For four years of Writers' Police Academy, I've heard writer-recruits gush about the firearms training simulation, FATS. From their adrenaline-fueled talk about shooting bad guys and trying not to shoot bystanders, I pictured video targets popping up a la Men in Black ("Little Tiffany" scene).

Not quite.

This year, I experienced the simulator first hand. Being a nice little Quaker girl without small arms experience, I wasn't so sure I wanted to shoot a gun. (All you peeps from my first career — stop laughing! Notice I said "small arms.") I'd never shot a pistol before, and hadn't fired a rifle in years.

The instructors briefed us on how to hold our guns, aim, and reload. My Glock 19 was easy to handle; not so easy to aim. (I did have new monovision contacts in and consistently missed to the right. That's my excuse and I'm stickin' to it.)

The scenarios were eye-opening.

I'd always imagined good guys vs. bad guys, a view reinforced by the thrillers we read and watch (and write). Most of the scenes start with a traffic stop or emergency call, and the officer has no idea what he's walking into; ie. whether these folks, these human beings (not black-and-white targets) are good, bad, or somewhere in between. The violence escalates so fast, there's no time to react.

Here are five things I learned:

1. People with empty hands can quickly pick up or pull out a weapon.

2. Weapons can be hard to identify. Did you know there's a cell-phone gun?

3. Upset bystanders can quickly turn into threats.

4. Things happen too fast for really accurate aiming. Even practiced law enforcement shooters lose accuracy because of the adrenaline-filled, split-second timing of an armed encounter.

Anybody who owns a gun needs to practice, practice, practice. Since there's no time to think, only those who've turned their skill into instinct have a chance.

5. I like the Glock 19. I don't want one. I'm so afraid of hurting the wrong person out of fear or bad aim, or that my own gun could be used against me in a surprise attack.
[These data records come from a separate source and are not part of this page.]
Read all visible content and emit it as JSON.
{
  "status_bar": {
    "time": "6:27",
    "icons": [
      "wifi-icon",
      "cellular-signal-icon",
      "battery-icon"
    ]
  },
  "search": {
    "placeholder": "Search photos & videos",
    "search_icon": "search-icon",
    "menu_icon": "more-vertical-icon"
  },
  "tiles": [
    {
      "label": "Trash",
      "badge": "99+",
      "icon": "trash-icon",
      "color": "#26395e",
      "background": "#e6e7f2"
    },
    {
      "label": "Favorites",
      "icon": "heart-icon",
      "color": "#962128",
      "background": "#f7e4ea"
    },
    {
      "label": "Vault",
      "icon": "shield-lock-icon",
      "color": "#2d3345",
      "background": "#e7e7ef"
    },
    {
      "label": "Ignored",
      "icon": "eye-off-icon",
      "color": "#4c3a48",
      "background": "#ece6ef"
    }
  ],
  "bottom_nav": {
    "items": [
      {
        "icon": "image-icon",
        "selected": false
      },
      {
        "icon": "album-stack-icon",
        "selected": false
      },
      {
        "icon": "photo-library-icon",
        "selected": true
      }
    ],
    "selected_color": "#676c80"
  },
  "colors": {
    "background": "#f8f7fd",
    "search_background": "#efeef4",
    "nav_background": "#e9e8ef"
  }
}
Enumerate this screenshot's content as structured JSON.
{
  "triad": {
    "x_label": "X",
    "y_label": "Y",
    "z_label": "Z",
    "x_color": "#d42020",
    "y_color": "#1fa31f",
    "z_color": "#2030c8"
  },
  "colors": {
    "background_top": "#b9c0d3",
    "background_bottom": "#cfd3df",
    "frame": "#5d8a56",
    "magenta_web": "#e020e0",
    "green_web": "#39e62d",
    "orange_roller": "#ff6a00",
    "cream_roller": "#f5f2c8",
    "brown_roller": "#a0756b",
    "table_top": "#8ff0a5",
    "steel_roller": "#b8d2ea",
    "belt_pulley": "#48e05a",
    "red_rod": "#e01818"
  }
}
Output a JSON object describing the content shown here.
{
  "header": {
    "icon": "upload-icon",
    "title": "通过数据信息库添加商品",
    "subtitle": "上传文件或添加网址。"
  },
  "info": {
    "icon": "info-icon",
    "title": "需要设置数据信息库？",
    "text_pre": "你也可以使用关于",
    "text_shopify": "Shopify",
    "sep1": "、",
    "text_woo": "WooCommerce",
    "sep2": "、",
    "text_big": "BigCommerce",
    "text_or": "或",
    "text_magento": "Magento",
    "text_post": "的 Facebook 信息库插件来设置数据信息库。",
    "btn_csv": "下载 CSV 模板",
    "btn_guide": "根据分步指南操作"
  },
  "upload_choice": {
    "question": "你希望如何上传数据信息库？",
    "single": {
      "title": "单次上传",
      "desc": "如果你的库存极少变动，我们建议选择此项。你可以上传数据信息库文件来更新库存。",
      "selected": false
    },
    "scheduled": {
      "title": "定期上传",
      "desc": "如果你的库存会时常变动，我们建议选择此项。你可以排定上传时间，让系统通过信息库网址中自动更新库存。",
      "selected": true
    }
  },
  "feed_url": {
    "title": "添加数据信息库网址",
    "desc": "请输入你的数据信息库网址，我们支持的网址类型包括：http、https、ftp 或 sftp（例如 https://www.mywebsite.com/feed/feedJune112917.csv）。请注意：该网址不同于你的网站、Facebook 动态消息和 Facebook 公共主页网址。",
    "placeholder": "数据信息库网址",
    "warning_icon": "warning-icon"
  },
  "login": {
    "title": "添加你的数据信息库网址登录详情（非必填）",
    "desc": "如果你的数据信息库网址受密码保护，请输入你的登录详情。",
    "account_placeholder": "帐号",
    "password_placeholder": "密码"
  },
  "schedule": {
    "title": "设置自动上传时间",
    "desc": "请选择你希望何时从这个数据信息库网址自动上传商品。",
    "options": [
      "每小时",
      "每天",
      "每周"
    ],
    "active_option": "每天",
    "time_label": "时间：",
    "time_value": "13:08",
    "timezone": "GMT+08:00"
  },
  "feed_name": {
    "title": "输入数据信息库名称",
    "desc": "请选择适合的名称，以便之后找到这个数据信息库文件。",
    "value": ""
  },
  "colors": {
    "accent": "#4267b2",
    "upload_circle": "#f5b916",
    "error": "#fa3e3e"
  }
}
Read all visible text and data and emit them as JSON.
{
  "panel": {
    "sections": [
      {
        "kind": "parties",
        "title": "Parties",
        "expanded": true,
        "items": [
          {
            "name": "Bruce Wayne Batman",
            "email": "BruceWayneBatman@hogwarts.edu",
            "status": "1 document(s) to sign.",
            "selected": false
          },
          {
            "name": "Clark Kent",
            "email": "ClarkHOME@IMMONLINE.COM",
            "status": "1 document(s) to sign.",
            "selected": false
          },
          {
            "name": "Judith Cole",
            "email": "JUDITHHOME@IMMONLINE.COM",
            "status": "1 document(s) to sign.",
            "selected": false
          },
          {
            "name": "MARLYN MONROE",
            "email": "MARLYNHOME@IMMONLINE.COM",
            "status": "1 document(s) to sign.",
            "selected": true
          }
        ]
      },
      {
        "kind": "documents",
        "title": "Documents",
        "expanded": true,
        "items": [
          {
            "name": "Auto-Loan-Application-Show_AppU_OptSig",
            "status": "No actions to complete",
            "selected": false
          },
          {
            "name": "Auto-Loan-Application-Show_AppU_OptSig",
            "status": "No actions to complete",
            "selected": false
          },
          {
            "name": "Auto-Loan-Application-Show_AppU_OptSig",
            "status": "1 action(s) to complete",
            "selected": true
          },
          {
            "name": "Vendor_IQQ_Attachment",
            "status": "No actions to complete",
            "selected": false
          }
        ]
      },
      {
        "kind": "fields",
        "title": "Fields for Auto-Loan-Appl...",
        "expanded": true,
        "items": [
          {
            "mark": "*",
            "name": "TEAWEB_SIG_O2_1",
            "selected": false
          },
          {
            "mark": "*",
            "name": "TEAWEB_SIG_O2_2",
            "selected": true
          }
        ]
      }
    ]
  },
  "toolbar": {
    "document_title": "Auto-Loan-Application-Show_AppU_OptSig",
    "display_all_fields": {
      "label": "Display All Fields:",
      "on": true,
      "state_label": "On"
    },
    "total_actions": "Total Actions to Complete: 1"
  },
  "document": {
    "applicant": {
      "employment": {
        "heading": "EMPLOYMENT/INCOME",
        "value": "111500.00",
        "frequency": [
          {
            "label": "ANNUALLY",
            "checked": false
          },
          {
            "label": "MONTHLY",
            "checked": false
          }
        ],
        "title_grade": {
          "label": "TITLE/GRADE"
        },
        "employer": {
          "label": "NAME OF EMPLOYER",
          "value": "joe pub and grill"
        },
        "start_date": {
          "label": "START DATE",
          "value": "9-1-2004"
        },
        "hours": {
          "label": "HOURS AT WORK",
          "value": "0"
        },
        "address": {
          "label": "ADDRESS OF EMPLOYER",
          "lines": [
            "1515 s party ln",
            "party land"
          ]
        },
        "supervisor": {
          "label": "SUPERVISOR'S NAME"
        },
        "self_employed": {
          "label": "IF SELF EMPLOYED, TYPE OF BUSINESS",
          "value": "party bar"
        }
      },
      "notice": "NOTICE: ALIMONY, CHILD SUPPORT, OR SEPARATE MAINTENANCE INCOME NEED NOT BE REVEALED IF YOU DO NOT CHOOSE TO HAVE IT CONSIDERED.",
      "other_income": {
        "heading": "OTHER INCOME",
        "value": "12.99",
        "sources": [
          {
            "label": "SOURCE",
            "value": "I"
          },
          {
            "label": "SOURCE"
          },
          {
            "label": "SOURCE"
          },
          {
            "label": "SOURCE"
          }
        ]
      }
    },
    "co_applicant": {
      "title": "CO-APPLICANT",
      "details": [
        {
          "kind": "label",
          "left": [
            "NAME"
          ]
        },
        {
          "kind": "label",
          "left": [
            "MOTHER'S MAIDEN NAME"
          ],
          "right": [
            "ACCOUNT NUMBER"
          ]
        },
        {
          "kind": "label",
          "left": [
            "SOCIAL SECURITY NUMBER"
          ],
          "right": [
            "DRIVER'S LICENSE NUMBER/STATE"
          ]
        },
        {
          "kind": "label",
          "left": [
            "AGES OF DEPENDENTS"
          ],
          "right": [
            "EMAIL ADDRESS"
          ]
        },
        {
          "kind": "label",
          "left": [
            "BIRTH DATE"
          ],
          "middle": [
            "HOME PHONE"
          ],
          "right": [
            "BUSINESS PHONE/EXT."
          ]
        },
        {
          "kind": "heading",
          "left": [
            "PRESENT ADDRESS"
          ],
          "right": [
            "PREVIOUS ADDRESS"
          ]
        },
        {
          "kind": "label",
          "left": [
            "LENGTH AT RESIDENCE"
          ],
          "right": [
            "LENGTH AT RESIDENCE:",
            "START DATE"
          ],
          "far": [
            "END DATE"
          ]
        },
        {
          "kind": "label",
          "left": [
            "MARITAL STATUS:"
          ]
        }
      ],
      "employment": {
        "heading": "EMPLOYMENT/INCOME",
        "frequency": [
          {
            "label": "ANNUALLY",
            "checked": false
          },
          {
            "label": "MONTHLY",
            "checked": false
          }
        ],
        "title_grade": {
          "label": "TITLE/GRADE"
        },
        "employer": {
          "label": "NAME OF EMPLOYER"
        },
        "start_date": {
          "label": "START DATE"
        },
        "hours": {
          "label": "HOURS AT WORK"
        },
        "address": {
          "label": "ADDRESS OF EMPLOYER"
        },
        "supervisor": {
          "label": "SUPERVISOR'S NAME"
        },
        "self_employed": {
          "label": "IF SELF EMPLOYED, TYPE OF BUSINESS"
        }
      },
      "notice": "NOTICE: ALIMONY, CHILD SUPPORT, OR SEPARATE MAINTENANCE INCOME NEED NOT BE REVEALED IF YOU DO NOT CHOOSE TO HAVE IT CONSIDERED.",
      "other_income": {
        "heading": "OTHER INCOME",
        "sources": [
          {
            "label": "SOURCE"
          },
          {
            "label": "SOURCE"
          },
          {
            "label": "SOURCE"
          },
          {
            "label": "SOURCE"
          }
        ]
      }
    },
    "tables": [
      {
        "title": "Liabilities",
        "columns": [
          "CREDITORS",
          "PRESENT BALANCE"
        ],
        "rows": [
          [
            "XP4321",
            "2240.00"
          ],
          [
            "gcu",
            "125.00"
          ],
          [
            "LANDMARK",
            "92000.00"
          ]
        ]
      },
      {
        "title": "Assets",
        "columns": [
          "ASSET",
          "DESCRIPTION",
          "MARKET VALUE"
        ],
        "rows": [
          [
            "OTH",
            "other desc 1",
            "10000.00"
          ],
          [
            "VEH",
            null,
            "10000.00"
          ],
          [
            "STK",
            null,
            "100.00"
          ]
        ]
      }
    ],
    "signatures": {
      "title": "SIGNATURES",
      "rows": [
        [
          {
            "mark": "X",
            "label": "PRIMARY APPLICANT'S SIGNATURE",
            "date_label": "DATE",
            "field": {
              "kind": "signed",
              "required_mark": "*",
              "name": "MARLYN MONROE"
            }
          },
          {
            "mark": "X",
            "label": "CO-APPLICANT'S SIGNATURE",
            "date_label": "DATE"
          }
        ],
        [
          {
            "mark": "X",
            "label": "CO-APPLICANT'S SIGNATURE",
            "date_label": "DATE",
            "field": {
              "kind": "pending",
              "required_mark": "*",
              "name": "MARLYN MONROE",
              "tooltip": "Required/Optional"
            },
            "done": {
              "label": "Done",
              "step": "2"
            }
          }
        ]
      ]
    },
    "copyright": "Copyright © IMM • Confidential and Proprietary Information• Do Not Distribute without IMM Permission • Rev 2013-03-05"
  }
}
That's the implication in this News 2 story on concealed weapons, cautioning civilians about using their own guns. The video includes a clip from the simulator and features one of WPA's instructors.

I have even more respect for our law enforcement and emergency services folks. If they get a little tense in certain situations, like traffic stops, they have good reason! Thus the intense felony traffic stop in Writers' Police Academy 2013 — part 1.

Training opportunities like FATS not only make us better writers, but also better able to cope with life situations (like in WPA's past self defense classes). Guilford County Sheriff's Office just started a Citizens' Academy, which will include FATS as part of a weeks-long training program.


Anonymous said...

it is over fast, 3.5 seconds is the average gunfight...

writers especially seem to have problems grasping this, i have seen combat scenes where people are claiming thirty seconds to three minutes...

Elizabeth Saunders said...

I'm glad folks like you are out there, JT - with as much training as possible.

Lee Lofland said...

Another great recap, Elizabeth. Thanks.

By the way, the shootout I was in with a bank robber lasted approximately two minutes with 68 rounds exchanged. Five by me, with each connecting with the suspect - one in the side of the head and four in the center of the chest. And he still got up and ran.

The incident seemed like it went on forever -in near silence and in slow motion.

Anonymous is absolutely correct, though. My situation was not the norm. Most police involved shootings are over practically in the blink of an eye.